Rebel Without a Cause (1955)
James Dean in 'Rebel Without a Cause'
'Rebel Without a Cause' is a dramatic film made in 1955, directed by Nicholas Ray, and starring James Dean and Natalie Wood. The movie was an immediate hit when it was released in October 1955, less than 1 month after James Dean's death in an car crash. It is regarded as a landmark film and is ranked at number 59 in the American film Institute's list of 100 Best Movies. In 1990 it was added to the American National Film Registry as being deemed "culturally, historically, or aesthetically significant."
The movie's title comes from the 1944 book of the same name by psychiatrist Robert M. Lindner although the content of the book and the film are completely different. The movie has come to be regarded as a classic and it helped to establish the reputation of its young stars. James Dean was already famous for his performance in 'East of Eden' in 1955 and 'Rebel' reaffirmed his "rebellious teenager" image. His very brief but successful career and violent death in a high speed car crash transformed him into a cult figure.
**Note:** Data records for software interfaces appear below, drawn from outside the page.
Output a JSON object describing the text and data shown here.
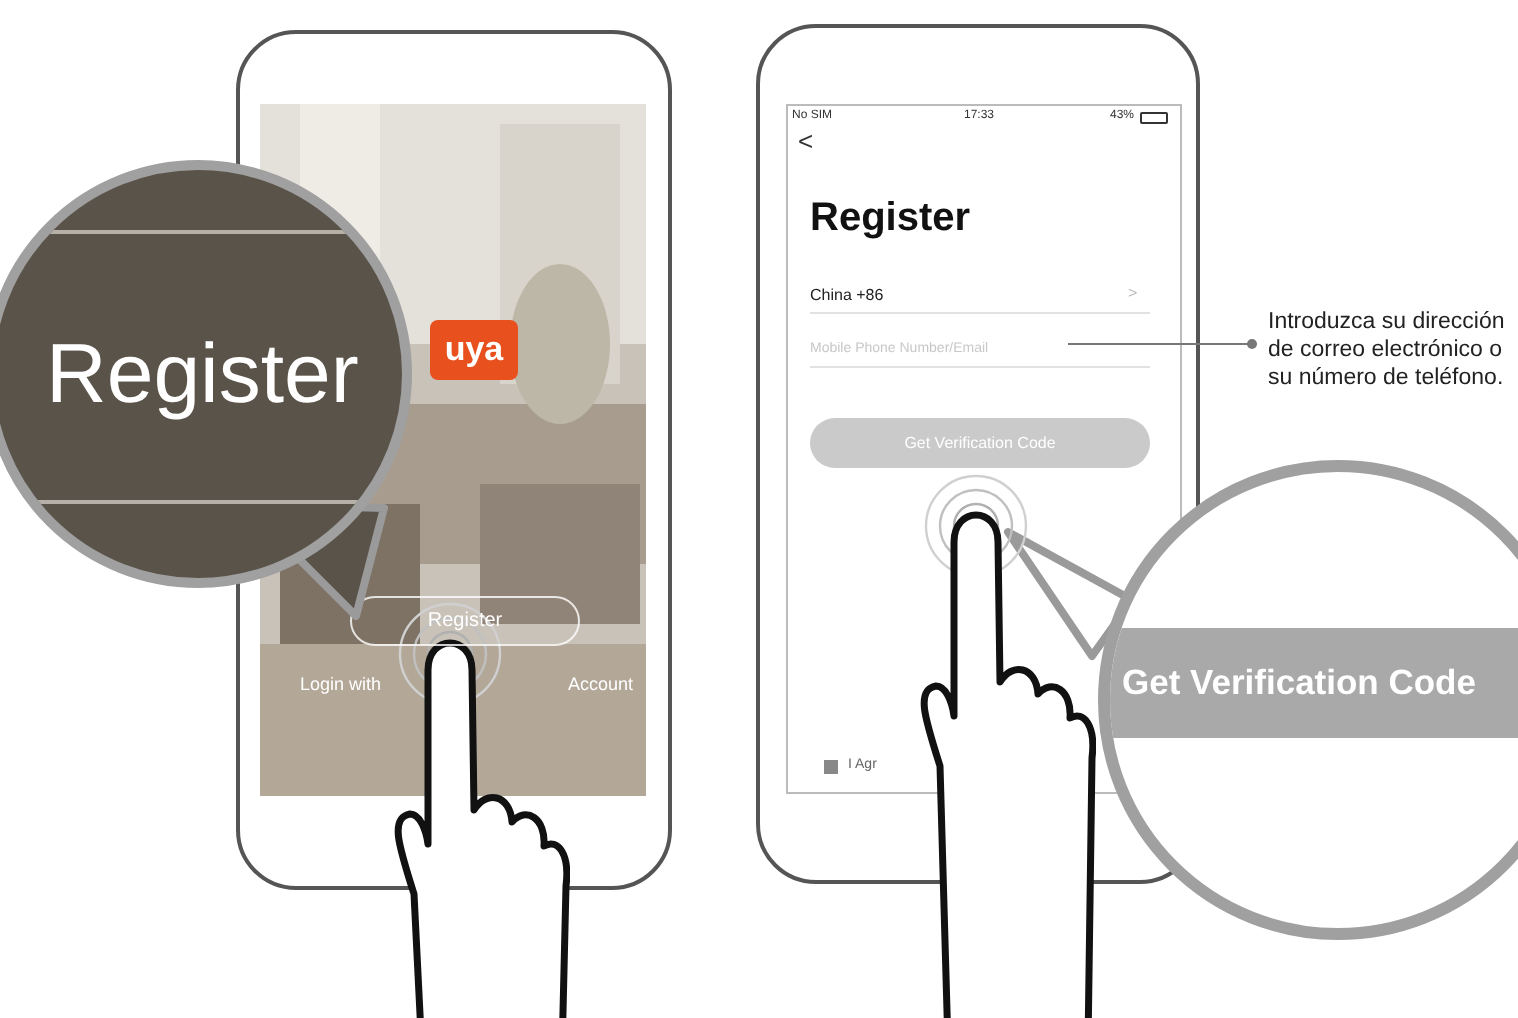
{
  "left_phone": {
    "logo": "uya",
    "register_button": "Register",
    "login_link": [
      "Login with",
      "Account"
    ]
  },
  "left_magnifier": {
    "label": "Register"
  },
  "right_phone": {
    "status_bar": {
      "carrier": "No SIM",
      "time": "17:33",
      "battery": "43%"
    },
    "back": "<",
    "title": "Register",
    "country": {
      "value": "China +86",
      "chevron": ">"
    },
    "input": {
      "placeholder": "Mobile Phone Number/Email"
    },
    "button": {
      "label": "Get Verification Code",
      "disabled": true
    },
    "agreement": {
      "label": "I Agr",
      "checked": true
    }
  },
  "callout": "Introduzca su dirección de correo electrónico o su número de teléfono.",
  "right_magnifier": {
    "label": "Get Verification Code"
  }
}
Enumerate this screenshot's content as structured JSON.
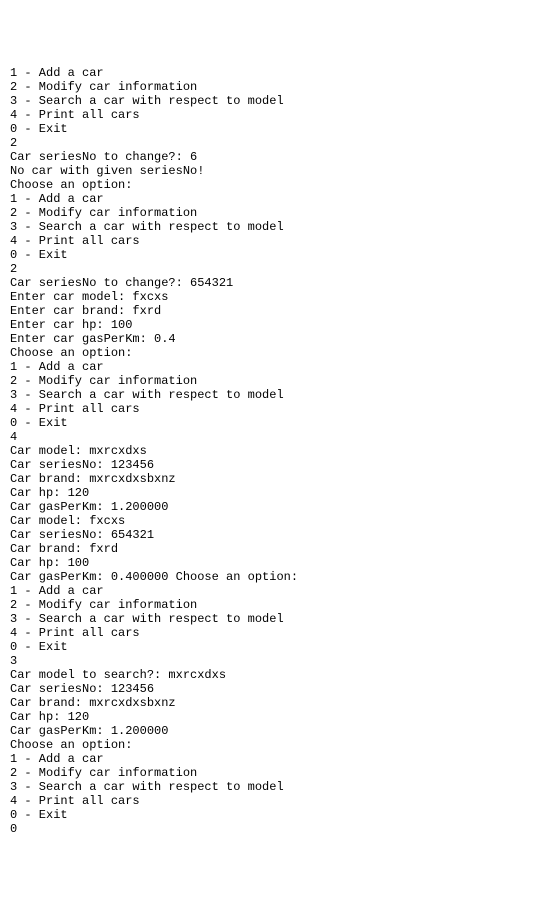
{
  "lines": [
    "1 - Add a car",
    "2 - Modify car information",
    "3 - Search a car with respect to model",
    "4 - Print all cars",
    "0 - Exit",
    "2",
    "Car seriesNo to change?: 6",
    "No car with given seriesNo!",
    "Choose an option:",
    "1 - Add a car",
    "2 - Modify car information",
    "3 - Search a car with respect to model",
    "4 - Print all cars",
    "0 - Exit",
    "2",
    "Car seriesNo to change?: 654321",
    "Enter car model: fxcxs",
    "Enter car brand: fxrd",
    "Enter car hp: 100",
    "Enter car gasPerKm: 0.4",
    "Choose an option:",
    "1 - Add a car",
    "2 - Modify car information",
    "3 - Search a car with respect to model",
    "4 - Print all cars",
    "0 - Exit",
    "4",
    "Car model: mxrcxdxs",
    "Car seriesNo: 123456",
    "Car brand: mxrcxdxsbxnz",
    "Car hp: 120",
    "Car gasPerKm: 1.200000",
    "Car model: fxcxs",
    "Car seriesNo: 654321",
    "Car brand: fxrd",
    "Car hp: 100",
    "Car gasPerKm: 0.400000 Choose an option:",
    "1 - Add a car",
    "2 - Modify car information",
    "3 - Search a car with respect to model",
    "4 - Print all cars",
    "0 - Exit",
    "3",
    "Car model to search?: mxrcxdxs",
    "Car seriesNo: 123456",
    "Car brand: mxrcxdxsbxnz",
    "Car hp: 120",
    "Car gasPerKm: 1.200000",
    "Choose an option:",
    "1 - Add a car",
    "2 - Modify car information",
    "3 - Search a car with respect to model",
    "4 - Print all cars",
    "0 - Exit",
    "0"
  ]
}
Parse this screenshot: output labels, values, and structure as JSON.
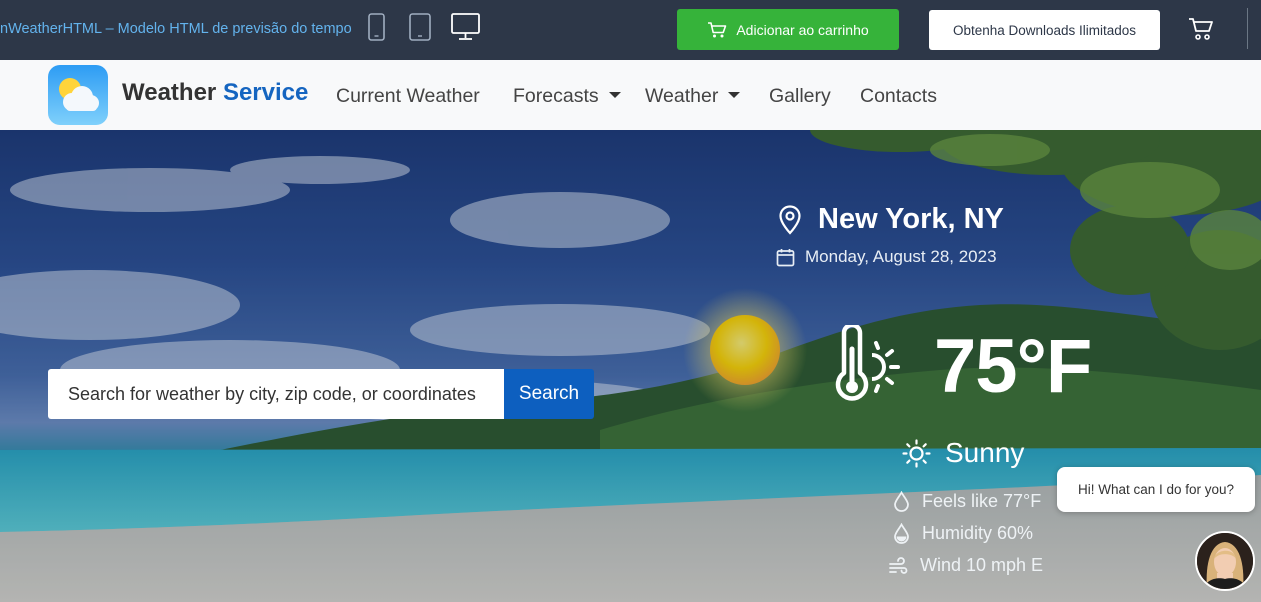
{
  "topbar": {
    "template_title": "nWeatherHTML – Modelo HTML de previsão do tempo",
    "cart_button": "Adicionar ao carrinho",
    "downloads_button": "Obtenha Downloads Ilimitados",
    "devices": [
      "mobile-icon",
      "tablet-icon",
      "desktop-icon"
    ]
  },
  "navbar": {
    "brand_main": "Weather",
    "brand_accent": "Service",
    "items": [
      {
        "label": "Current Weather"
      },
      {
        "label": "Forecasts"
      },
      {
        "label": "Weather"
      },
      {
        "label": "Gallery"
      },
      {
        "label": "Contacts"
      }
    ]
  },
  "search": {
    "placeholder": "Search for weather by city, zip code, or coordinates",
    "button": "Search"
  },
  "weather": {
    "location": "New York, NY",
    "date": "Monday, August 28, 2023",
    "temperature": "75°F",
    "condition": "Sunny",
    "feels_like": "Feels like 77°F",
    "humidity": "Humidity 60%",
    "wind": "Wind 10 mph E"
  },
  "chat": {
    "bubble": "Hi! What can I do for you?"
  },
  "colors": {
    "topbar_bg": "#2d3748",
    "cart_green": "#36b33a",
    "brand_accent": "#1565c0",
    "search_button": "#0d5fbf"
  }
}
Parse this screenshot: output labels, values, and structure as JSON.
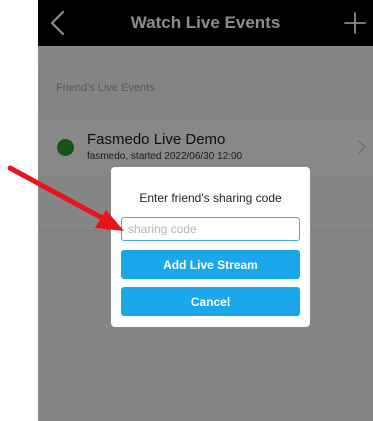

He gave a touching and exciting portrayal of the misunderstood teenager and his performance is complemented by the sensitive acting of co-stars Sal Mineo and Natalie Wood both of whom were nominated for Academy Awards for Best Supporting Actor and Best Supporting Actress respectively.
'Rebel' remains by far the best 1950's film dealing with the then new phenomenon of teenage delinquency. It is also a key work from Nicholas Ray, an enormously talented and distinctive director who, sadly, remains as underrated now as he was when he worked in Hollywood.
James Dean's Jim Stark feels let down by his family, his teachers, the cops, and most of his peers. Together with other teenage outcasts, Judy (Natalie Woood) and Plato (Sal Mineo), he tries to establish his own alternative family, one based on mutual understanding and united by idealistic notions of "sincerity". They move into a derelict and isolated mansion in the Los Angeles hills, where the film’s dramatic climax occurs.
Ray's response to the question of how to depict his young dreamers' romantic idealism is admirably and exhilaratingly physical. The film was originally slated for black-and-white, but Ray persuaded Warners to let him shoot in color. The often luridly expressionist hues and Ray's tpically fraught CinemaScope compositions evoke the feverish nature of adolescent experience.
Similarly, Ray uses architecture and setting, particularly the difference between public and private space, to heighten our understanding of the characters' emotions. The darkness inside a planetarium becomes a space to indulge in private jokes, refuge and reverie, even contemplation of the individual's place in the cosmos. The terrace outside is later transformed by a lofty camera position into a sunlit arena where a bullfight-like knife fight is played out with appropriately histrionic gestures. Ray understands how, especially when young, we view our lives as drama. His immaculate sense of color, composition, cutting, lighting and performance enhances the importance of the action.
The audience's view of Dean's Jim is like seeing a character being born, and growing before our eyes. That is fitting for Rebel's subject matter, but it also complements Ray's direction in terms of how its acute physicalitly expresses the tormented vitality within. It is sad that the projects Ray and Dean planned to work on together never came to fruition. One great film had to suffice. And 'Rebel Without a Cause' is undoubtedly a great film.
Main CastJames Dean ... Jim Stark
Natalie Wood ... Judy
Sal Mineo ... John "Plato" Crawford
Jim Backus ... Frank Stark
Ann Doran ... Mrs. Stark
Corey Allen ... Buzz Gunderson
William Hopper ... Judy's father
Rochelle Hudson ... Judy's mother
Edward Platt ... Ray Fremick
Nick Adams ... Chick
Dennis Hopper ... Goon
Virginia Brissac ... Grandma Stark
Jack Grinnage ... Moose
Beverly Long ... Helen
Steffi Sidney ... Mil
Jack Simmons ... Cookie
John Righetti ... The Big Rig
CreditsDirector ... Nicholas Ray
Producer ... David Weisbart
Screenplay ... Stewart Stern, Irving Shulman (adaptation)
Story ... Nicholas Ray
Music ... Leonard Rosenman
Cinematography ... Ernest Haller
Format ... Color (WarnerColor) Distribution Company ... Warner Bros.
Release date ... October 27, 1955
Running time ... 111 minutes
Academy AwardsNo Wins:
Three Unsuccessful Nominations:
Best Supporting Actor ... Sal Mineo
Best Supporting Actress ... Natalie Wood
Best Writing, (Motion Picture Story) ... Nicholas Ray